- Ignatieff, Michael (2003).  Human Rights as Politics and Idolatry, New Jersey: Princeton University Press.
- Maritain, Jacques (1948). “Introduction”, in: Human Rights: Comments and Interpretations.
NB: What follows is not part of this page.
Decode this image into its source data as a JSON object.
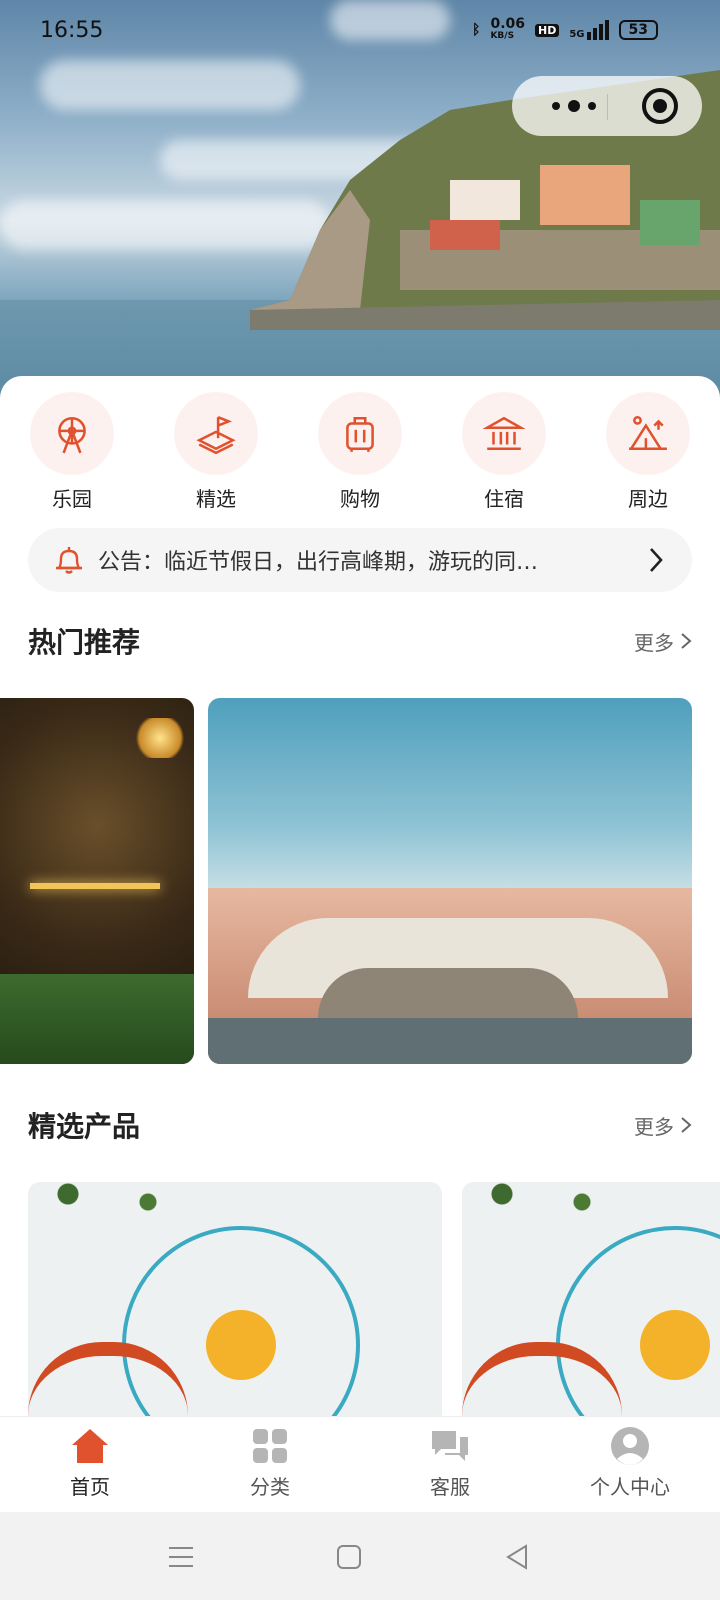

A symposium, edited by UNESCO, Paris: UNESCO.
- Miller, David (2002). “Debate Caney’s ‘International Distributive Justice’: a Response,” Political Studies, Vol. 50, No. 6.
- Moellendorf, Darrell (2002). Cosmopolitan Justice, Colorado: Westview Press.
- Pogge, Thomas (2002). Realizing Rawls, New York: Cornell University press.
- Pogge, Thomas (2002). World Poverty and Human Rights, Cambridge: Polity Press.
- Rawls, John (1999). The Law of Peoples, New Jersey: Harvard University Press.
- Rawls, John (2001). Justice as Fairness: A Restatement, New Jersey: Harvard University Press.
- Risse, Mathias (2008). “Common Ownership of the Earth as a Non-Parochial Standpoint: A Contingent Derivation of Human Rights”, European Journal of Philosophy, Vol. 1, No, 2, pp. 1-28.
- Rousseau, Jean Jacques (1987). On the Social Contract, in the Basic Political Writings, Trans. by D. A. Cress, Indianapolis: Hackett.
- Simmons, John (2001). Justification and legitimacy: Essays on Rights andObligations, Cambridge: Cambridge University Press.
- Walzer, Michael (1977). Just and Unjust Wars: A Moral Arguments with Historical Illustrations, New York: Basic Books.
- Wenar, Leif (2006). “Why Rawls is Not a Cosmopolitan Egalitarian”, in: Martin and Reidy, eds., Rawls’s Law of Peoples: A Realistic Utopia, Malden, MA: Blackwell.
CAPTCHA Image